“During the course of the consultation it has become apparent that incorrect postcodes were indicated on the original document. The document below is the corrected version. Please note that the correct version was used for detailed analysis.” NEW Devon CCG
There is no date on the original document or the one that replaced it, so it is not clear at what point in the consultation this correction was made. It is not clear whether any further action will be taken to demonstrate that a robust process was carried out, and to reassure the public that there is evidence that inaccurate information was not used.
With respect to community hospitals, the proposals set out in the consultation were to permanently close 84 community hospital beds. These would be at the Bolsover; Clay Cross; Cavendish (in Buxton); Newholme (in Bakewell) and Whitworth (in Darley Dale).
Consultation papers issued by Derbyshire were found to have material inaccuracies in 3 financial tables, with errors such as overstating the baseline costs of 4 of the threatened community hospitals.
A formal apology was published, and a “clarification” period of one month was added to the consultation period, read more here.
A youtube video showing clearly the extent of the mistakes made was publicised.
Those being consulted had an opportunity to complete a clarification form to say whether the new accurate information had changed the previously submitted response. The CHA was contacted for advise on this, as many who opposed the closure of community hospitals said that it did not change their response, but that it strengthened their opposition to the proposals.
22nd November 2016
"People have a right and duty to participate individually and collectively in the planning and implementation of their health care."
Alma Ata 1978 World Health Organisation
Local people are trying to find ways of voicing their opposition to planned cuts to community hospitals across England.
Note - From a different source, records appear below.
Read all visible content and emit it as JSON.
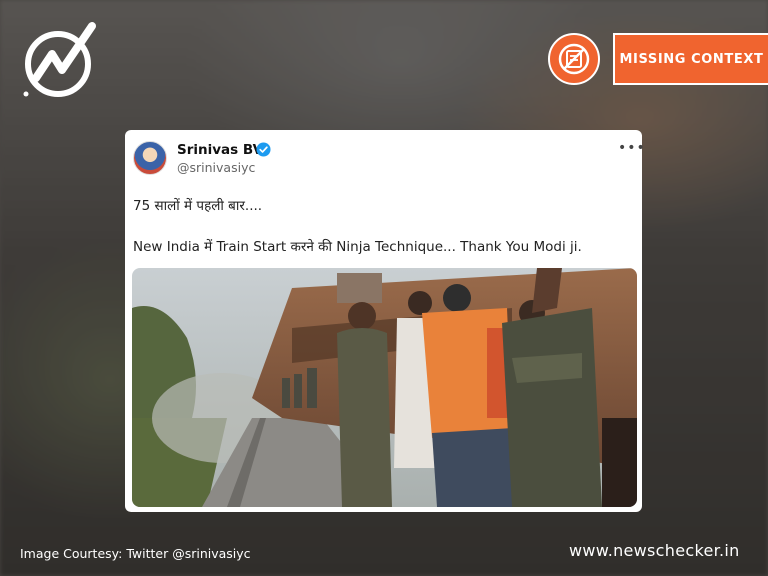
{
  "brand": {
    "logo_icon": "newschecker-logo-icon",
    "website": "www.newschecker.in"
  },
  "badge": {
    "icon": "missing-context-icon",
    "label": "MISSING CONTEXT",
    "color": "#f0642f"
  },
  "tweet": {
    "author_name": "Srinivas BV",
    "verified_icon": "verified-badge-icon",
    "handle": "@srinivasiyc",
    "more_icon": "more-options-icon",
    "text_line1": "75 सालों में पहली बार....",
    "text_line2": "New India में Train Start करने की Ninja Technique... Thank You Modi ji.",
    "media_description": "video-thumbnail"
  },
  "footer": {
    "courtesy": "Image Courtesy: Twitter @srinivasiyc"
  }
}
Campaign groups are making more use of social media to enable people to voice their support for their local hospitals. They are using actions such as petitions, marches, communications with MPs, and attendance at NHS meetings in order to voice their concerns. They are also preparing to contribute through the statutory consultation process when this takes place. Community groups and members of Leagues of Hospital Friends are becoming involved in campaigns to save their community hospitals from closure or loss of beds. Local people value their local community hospitals, and are clear about the role that they play in providing local accessible care.
In an article in the Telegraph, Chris Hopson, Chief Executive of NHS Providers said: "Street protests could halt hospital closures." He pointed out that MPs were joining in the opposition to plans in some areas, and that the architects of the plans had failed to engage local communities. Hopson believes that "Fundamentally you can't make big changes to service provision without taking local people with you."
This will be encouraging to the many campaign groups that are now highly active. The collective energy, passion, determination and skill within local communities is very impressive. Local people have much to contribute to the planning of their local health and social care. The campaigns listed below, with links to their sites, include those in Devon, Torbay, Cumbria, Oxfordshire, Durham, Derbyshire, Leicestershire and Staffordshire. As more NHS Sustainability and Transformation Plans are released we may expect further campaign groups to assemble.
Campaign groups are using social media such as facebook, 38 degrees and other public action websites to share their views and encourage support and action. These create powerful local news stories. I hope that by sharing links to local campaigns, we can create a supportive network and develop this into a national news story.